... P-47s were finished in standard US fighter colours, olive-drab (top surfaces) and neutral grey (undersurfaces), except the aircraft of the commanding officer, which was ... Later, replacement aircraft were in natural metal, with olive-drab anti-glare panels, the codes being in black ...
... uniforms for all members consisted of a winter service uniform of olive drab wool worn in temperate weather and a tropical weather summer service uniform of khaki cotton the same as those of other U.S ... consisted of a four pocket coat and trousers in olive drab shade 33 (light shade) 16 oz wool serge. 1, or 10.5 oz olive drab wool light shade No ...
... The PS90 Standard is available with either an olive drab or black frame ... Like the PS90 Standard, the PS90 TR is available with either an olive drab or black frame ... models of the PS90, the USG is available with either an olive drab or black frame ...
... Dress jacket and shirt Military Police Operational Patrol Dress shirt and jacket and the old olive-drab Combat Uniform jacket and shirt ... For Air force and Navy personnel it is Olive Drab with dark blue thread for Air Force personnel and Black for Navy personnel ... Combat uniform olive drab slip-on with "CANADA" or regimental title on the bottom edge in a lighter olive thread ...
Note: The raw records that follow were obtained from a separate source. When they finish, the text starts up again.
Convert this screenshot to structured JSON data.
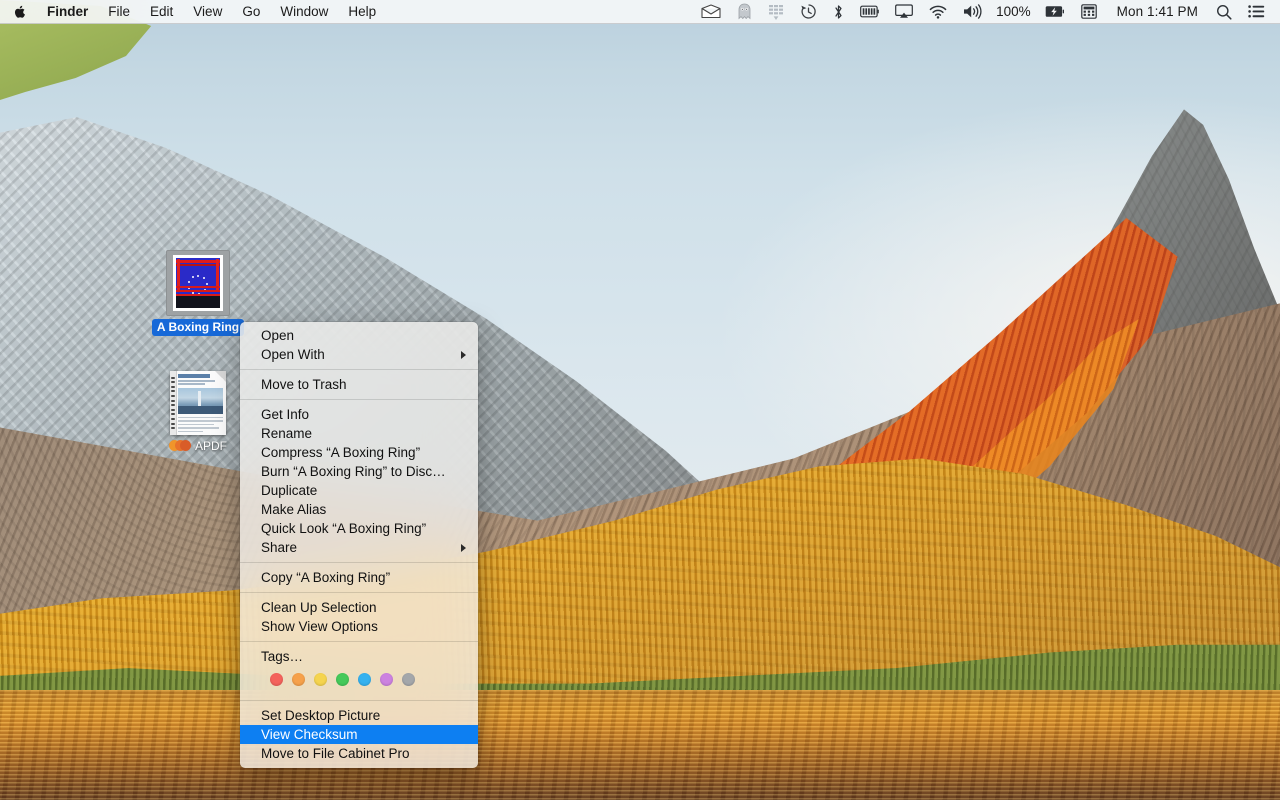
{
  "menubar": {
    "apple_icon": "apple-logo-icon",
    "left_items": [
      {
        "label": "Finder",
        "bold": true
      },
      {
        "label": "File",
        "bold": false
      },
      {
        "label": "Edit",
        "bold": false
      },
      {
        "label": "View",
        "bold": false
      },
      {
        "label": "Go",
        "bold": false
      },
      {
        "label": "Window",
        "bold": false
      },
      {
        "label": "Help",
        "bold": false
      }
    ],
    "status_icons": [
      "mail-envelope-icon",
      "ghost-icon",
      "equalizer-sliders-icon",
      "time-machine-icon",
      "bluetooth-icon",
      "battery-meter-icon",
      "airplay-icon",
      "wifi-icon",
      "volume-icon"
    ],
    "battery_percent": "100%",
    "battery_icon": "battery-charging-icon",
    "calculator_icon": "calculator-icon",
    "clock": "Mon 1:41 PM",
    "search_icon": "search-icon",
    "notification_center_icon": "notification-center-icon"
  },
  "desktop": {
    "icons": [
      {
        "name": "A Boxing Ring",
        "label": "A Boxing Ring",
        "selected": true,
        "kind": "image-thumbnail"
      },
      {
        "name": "APDF",
        "label": "APDF",
        "selected": false,
        "kind": "pdf-document",
        "badge_icon": "apdf-badge-icon"
      }
    ]
  },
  "context_menu": {
    "groups": [
      {
        "items": [
          {
            "label": "Open",
            "submenu": false,
            "selected": false
          },
          {
            "label": "Open With",
            "submenu": true,
            "selected": false
          }
        ]
      },
      {
        "items": [
          {
            "label": "Move to Trash",
            "submenu": false,
            "selected": false
          }
        ]
      },
      {
        "items": [
          {
            "label": "Get Info",
            "submenu": false,
            "selected": false
          },
          {
            "label": "Rename",
            "submenu": false,
            "selected": false
          },
          {
            "label": "Compress “A Boxing Ring”",
            "submenu": false,
            "selected": false
          },
          {
            "label": "Burn “A Boxing Ring” to Disc…",
            "submenu": false,
            "selected": false
          },
          {
            "label": "Duplicate",
            "submenu": false,
            "selected": false
          },
          {
            "label": "Make Alias",
            "submenu": false,
            "selected": false
          },
          {
            "label": "Quick Look “A Boxing Ring”",
            "submenu": false,
            "selected": false
          },
          {
            "label": "Share",
            "submenu": true,
            "selected": false
          }
        ]
      },
      {
        "items": [
          {
            "label": "Copy “A Boxing Ring”",
            "submenu": false,
            "selected": false
          }
        ]
      },
      {
        "items": [
          {
            "label": "Clean Up Selection",
            "submenu": false,
            "selected": false
          },
          {
            "label": "Show View Options",
            "submenu": false,
            "selected": false
          }
        ]
      },
      {
        "items": [
          {
            "label": "Tags…",
            "submenu": false,
            "selected": false
          }
        ],
        "tags": [
          {
            "name": "tag-red",
            "color": "#f4625c"
          },
          {
            "name": "tag-orange",
            "color": "#f6a14b"
          },
          {
            "name": "tag-yellow",
            "color": "#f5d košta"
          },
          {
            "name": "tag-green",
            "color": "#45c95a"
          },
          {
            "name": "tag-blue",
            "color": "#35b1ef"
          },
          {
            "name": "tag-purple",
            "color": "#cc82e0"
          },
          {
            "name": "tag-gray",
            "color": "#a4a7aa"
          }
        ]
      },
      {
        "items": [
          {
            "label": "Set Desktop Picture",
            "submenu": false,
            "selected": false
          },
          {
            "label": "View Checksum",
            "submenu": false,
            "selected": true
          },
          {
            "label": "Move to File Cabinet Pro",
            "submenu": false,
            "selected": false
          }
        ]
      }
    ],
    "highlight_color": "#0d7ff2"
  },
  "colors": {
    "selection_blue": "#0d7ff2",
    "label_selected_blue": "#1769d8",
    "menubar_bg": "#f6f7f8"
  }
}
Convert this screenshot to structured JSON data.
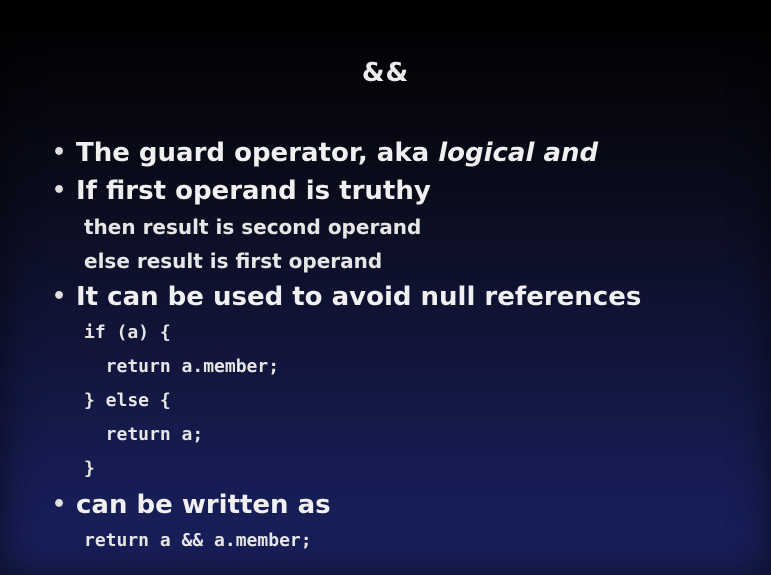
{
  "slide": {
    "title": "&&",
    "bullets": [
      {
        "text_before": "The guard operator, aka ",
        "text_italic": "logical and"
      },
      {
        "text": "If first operand is truthy",
        "sub_lines": [
          "then result is second operand",
          "else result is first operand"
        ]
      },
      {
        "text": "It can be used to avoid null references",
        "code_lines": [
          "if (a) {",
          "  return a.member;",
          "} else {",
          "  return a;",
          "}"
        ]
      },
      {
        "text": "can be written as",
        "code_lines": [
          "return a && a.member;"
        ]
      }
    ],
    "bullet_glyph": "•"
  }
}
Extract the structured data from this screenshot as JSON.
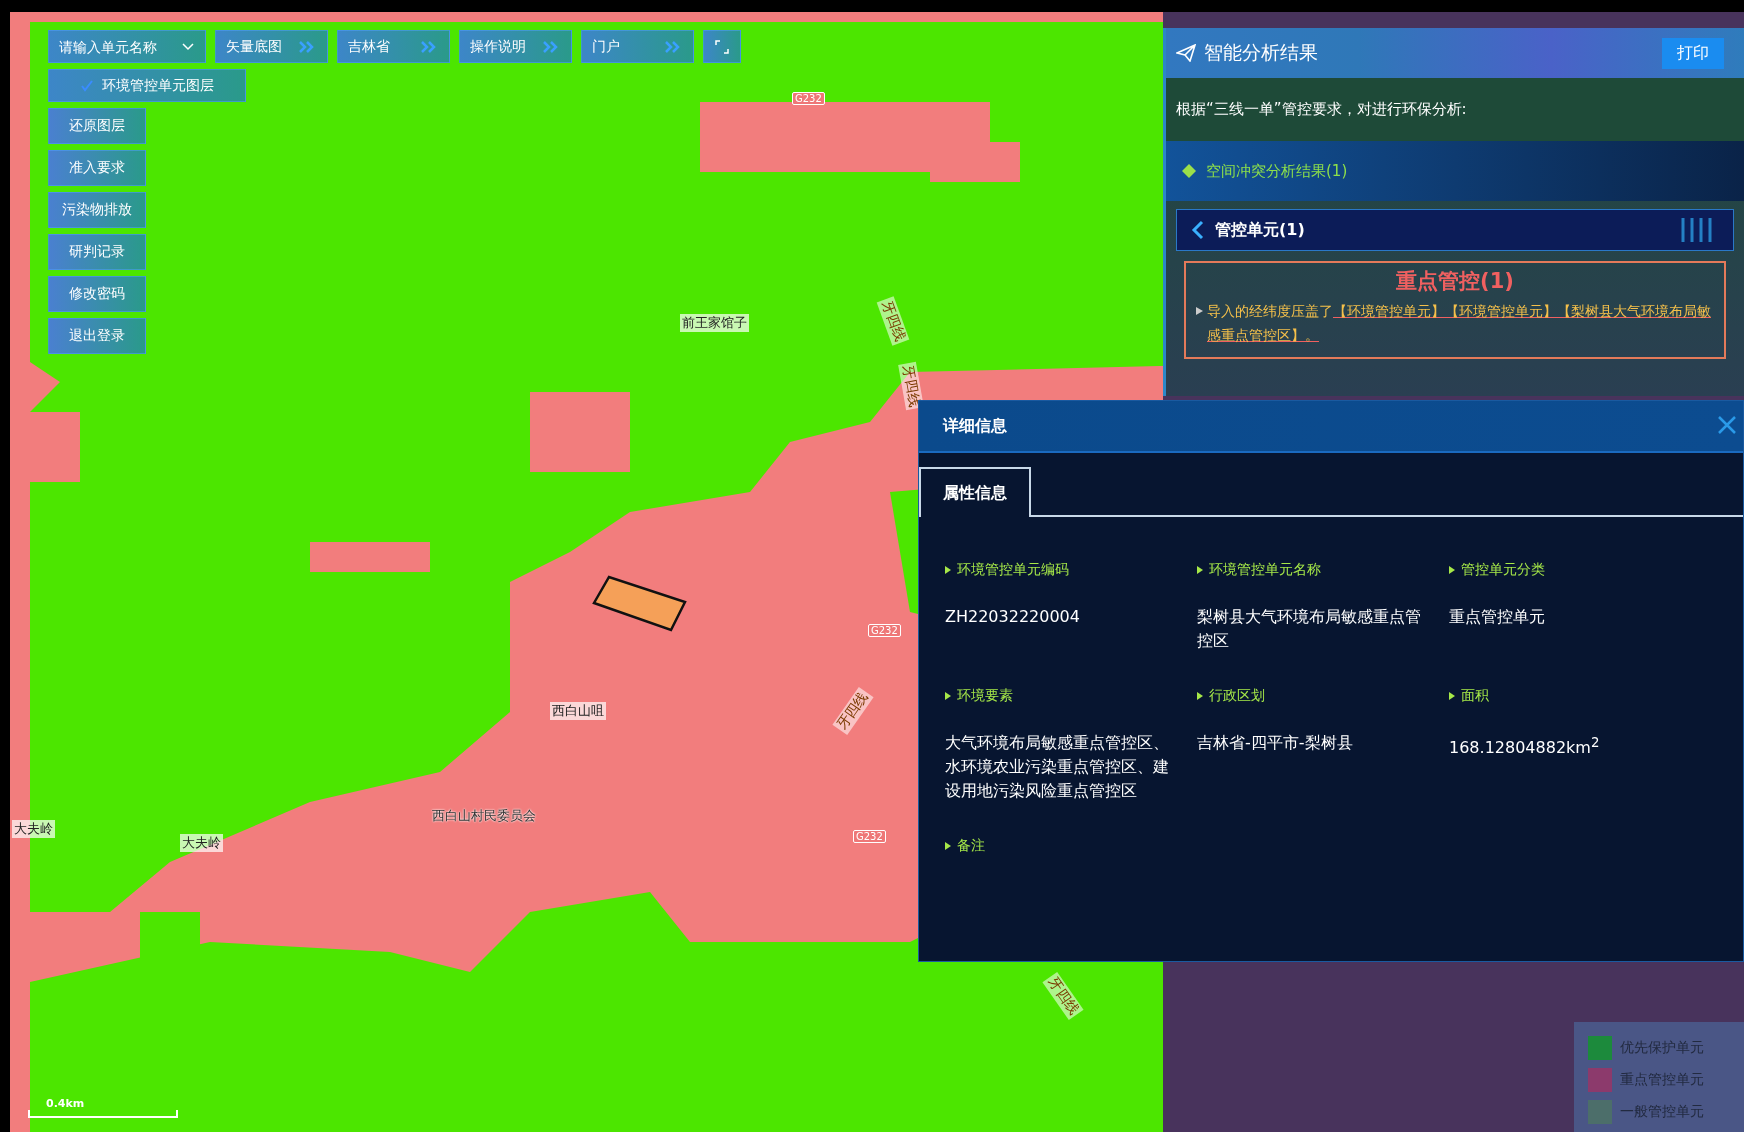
{
  "toolbar": {
    "unit_select": {
      "placeholder": "请输入单元名称"
    },
    "buttons": [
      {
        "label": "矢量底图"
      },
      {
        "label": "吉林省"
      },
      {
        "label": "操作说明"
      },
      {
        "label": "门户"
      }
    ]
  },
  "layer_toggle": {
    "label": "环境管控单元图层",
    "checked": true
  },
  "side_buttons": [
    "还原图层",
    "准入要求",
    "污染物排放",
    "研判记录",
    "修改密码",
    "退出登录"
  ],
  "map": {
    "labels": [
      {
        "kind": "place",
        "text": "前王家馆子"
      },
      {
        "kind": "place",
        "text": "西白山咀"
      },
      {
        "kind": "poi",
        "text": "西白山村民委员会"
      },
      {
        "kind": "place",
        "text": "大夫岭"
      },
      {
        "kind": "place",
        "text": "大夫岭"
      },
      {
        "kind": "shield",
        "text": "G232"
      },
      {
        "kind": "shield",
        "text": "G232"
      },
      {
        "kind": "shield",
        "text": "G232"
      },
      {
        "kind": "road",
        "text": "牙四线"
      },
      {
        "kind": "road",
        "text": "牙四线"
      },
      {
        "kind": "road",
        "text": "牙四线"
      },
      {
        "kind": "road",
        "text": "牙四线"
      }
    ],
    "scale": "0.4km"
  },
  "analysis": {
    "title": "智能分析结果",
    "print_button": "打印",
    "intro": "根据“三线一单”管控要求，对进行环保分析:",
    "section": "空间冲突分析结果(1)",
    "group": {
      "label": "管控单元(1)",
      "expanded": true
    },
    "result": {
      "title": "重点管控(1)",
      "text": "导入的经纬度压盖了",
      "linked_units": "【环境管控单元】【环境管控单元】【梨树县大气环境布局敏感重点管控区】。"
    }
  },
  "detail": {
    "title": "详细信息",
    "tabs": [
      {
        "label": "属性信息",
        "selected": true
      }
    ],
    "fields": [
      {
        "label": "环境管控单元编码",
        "value": "ZH22032220004"
      },
      {
        "label": "环境管控单元名称",
        "value": "梨树县大气环境布局敏感重点管控区"
      },
      {
        "label": "管控单元分类",
        "value": "重点管控单元"
      },
      {
        "label": "环境要素",
        "value": "大气环境布局敏感重点管控区、水环境农业污染重点管控区、建设用地污染风险重点管控区"
      },
      {
        "label": "行政区划",
        "value": "吉林省-四平市-梨树县"
      },
      {
        "label": "面积",
        "value": "168.12804882km$^{2}$"
      },
      {
        "label": "备注"
      }
    ]
  },
  "legend": [
    {
      "label": "优先保护单元",
      "color": "#1c8a3c"
    },
    {
      "label": "重点管控单元",
      "color": "#8c3a6c"
    },
    {
      "label": "一般管控单元",
      "color": "#4c6e6a"
    }
  ]
}
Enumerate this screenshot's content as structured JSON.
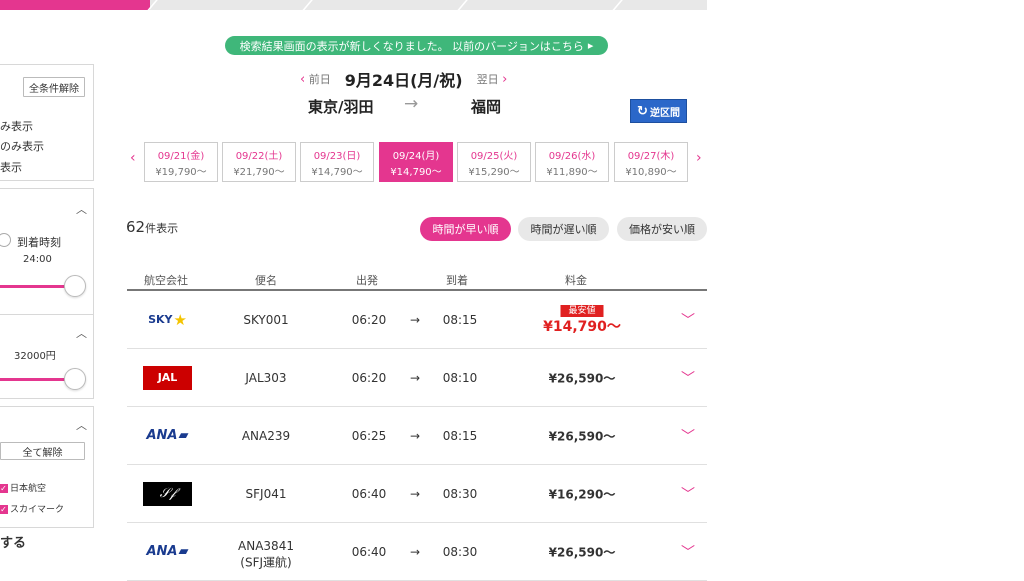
{
  "notice": {
    "text": "検索結果画面の表示が新しくなりました。 以前のバージョンはこちら",
    "icon": "triangle-right-icon"
  },
  "date_header": {
    "prev_label": "前日",
    "date": "9月24日(月/祝)",
    "next_label": "翌日"
  },
  "route": {
    "origin": "東京/羽田",
    "arrow": "→",
    "destination": "福岡",
    "reverse_label": "逆区間"
  },
  "date_tabs": [
    {
      "date": "09/21(金)",
      "price": "¥19,790〜",
      "active": false
    },
    {
      "date": "09/22(土)",
      "price": "¥21,790〜",
      "active": false
    },
    {
      "date": "09/23(日)",
      "price": "¥14,790〜",
      "active": false
    },
    {
      "date": "09/24(月)",
      "price": "¥14,790〜",
      "active": true
    },
    {
      "date": "09/25(火)",
      "price": "¥15,290〜",
      "active": false
    },
    {
      "date": "09/26(水)",
      "price": "¥11,890〜",
      "active": false
    },
    {
      "date": "09/27(木)",
      "price": "¥10,890〜",
      "active": false
    }
  ],
  "results": {
    "count": "62",
    "unit": "件表示"
  },
  "sort": {
    "early": "時間が早い順",
    "late": "時間が遅い順",
    "cheap": "価格が安い順",
    "active": "early"
  },
  "table": {
    "headers": {
      "airline": "航空会社",
      "flight": "便名",
      "depart": "出発",
      "arrive": "到着",
      "fare": "料金"
    },
    "rows": [
      {
        "airline_logo": "SKY",
        "flight": "SKY001",
        "depart": "06:20",
        "arrow": "→",
        "arrive": "08:15",
        "fare": "¥14,790〜",
        "badge": "最安値"
      },
      {
        "airline_logo": "JAL",
        "flight": "JAL303",
        "depart": "06:20",
        "arrow": "→",
        "arrive": "08:10",
        "fare": "¥26,590〜"
      },
      {
        "airline_logo": "ANA",
        "flight": "ANA239",
        "depart": "06:25",
        "arrow": "→",
        "arrive": "08:15",
        "fare": "¥26,590〜"
      },
      {
        "airline_logo": "SFJ",
        "flight": "SFJ041",
        "depart": "06:40",
        "arrow": "→",
        "arrive": "08:30",
        "fare": "¥16,290〜"
      },
      {
        "airline_logo": "ANA",
        "flight": "ANA3841",
        "flight_sub": "(SFJ運航)",
        "depart": "06:40",
        "arrow": "→",
        "arrive": "08:30",
        "fare": "¥26,590〜"
      }
    ]
  },
  "sidebar": {
    "clear_all": "全条件解除",
    "display_opts": [
      "み表示",
      "のみ表示",
      "表示"
    ],
    "arrival_time_label": "到着時刻",
    "arrival_time_value": "24:00",
    "price_value": "32000円",
    "release_all": "全て解除",
    "airlines": [
      "日本航空",
      "スカイマーク"
    ],
    "bottom_text": "する"
  },
  "colors": {
    "accent": "#e4368f",
    "notice": "#3fb77a",
    "reverse_btn": "#2b67c9",
    "cheapest": "#e02020"
  }
}
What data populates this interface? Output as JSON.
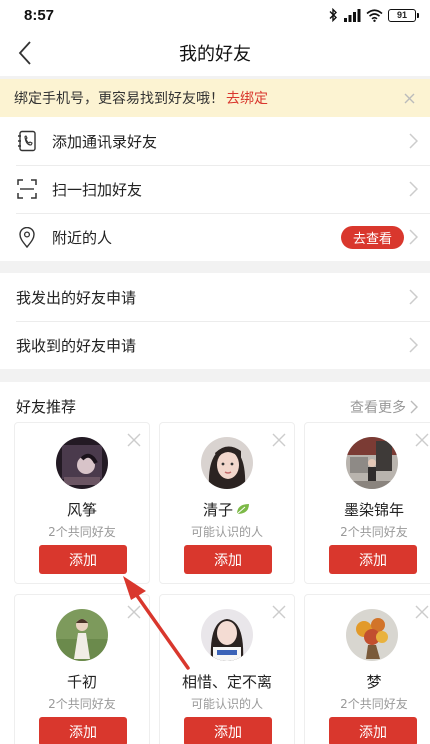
{
  "status_bar": {
    "time": "8:57",
    "battery": "91"
  },
  "nav": {
    "title": "我的好友"
  },
  "banner": {
    "text": "绑定手机号，更容易找到好友哦！",
    "link": "去绑定"
  },
  "menu": {
    "contacts": "添加通讯录好友",
    "scan": "扫一扫加好友",
    "nearby": "附近的人",
    "nearby_button": "去查看"
  },
  "requests": {
    "sent": "我发出的好友申请",
    "received": "我收到的好友申请"
  },
  "recommend": {
    "title": "好友推荐",
    "more": "查看更多",
    "add_label": "添加",
    "cards": [
      {
        "name": "风筝",
        "sub": "2个共同好友"
      },
      {
        "name": "清子",
        "sub": "可能认识的人"
      },
      {
        "name": "墨染锦年",
        "sub": "2个共同好友"
      },
      {
        "name": "千初",
        "sub": "2个共同好友"
      },
      {
        "name": "相惜、定不离",
        "sub": "可能认识的人"
      },
      {
        "name": "梦",
        "sub": "2个共同好友"
      }
    ]
  },
  "colors": {
    "accent": "#d9372d",
    "banner_bg": "#fcf3d2",
    "annotation_arrow": "#d9372d"
  }
}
... the first flight nurses uniform consisted of a blue wool battle dress jacket, blue wool trousers and a blue wool men's style maroon piped garrison cap ... The women's olive drab wool "Ike jacket" was also worn as were women's service trousers ... The new olive drab ANC uniforms were the same as those for WAC officers except for the ANC pattern hat and the ANC pattern handbag ...
Famous quotes containing the words wool, olive and/or drab:
“After all, the wool of a black sheep is just as warm.”
—Ernest Lehman (b. 1920)
“Even when seen from near, the olive shows
A hue of far away. Perhaps for this
The dove brought olive back, a tree which grows
Unearthly pale, which ever dims and dries,
And whose great thirst, exceeding all excess,
Teaches the South it is not paradise.”
—Richard Wilbur (b. 1921)
“Although the primitive in art may be both interesting and impressive, as portrayed in American fiction it is conspicuous for dullness alone. Drab persons living drab lives, observed by drab minds and reported in drab writing ...”
—Ellen Glasgow (18731945)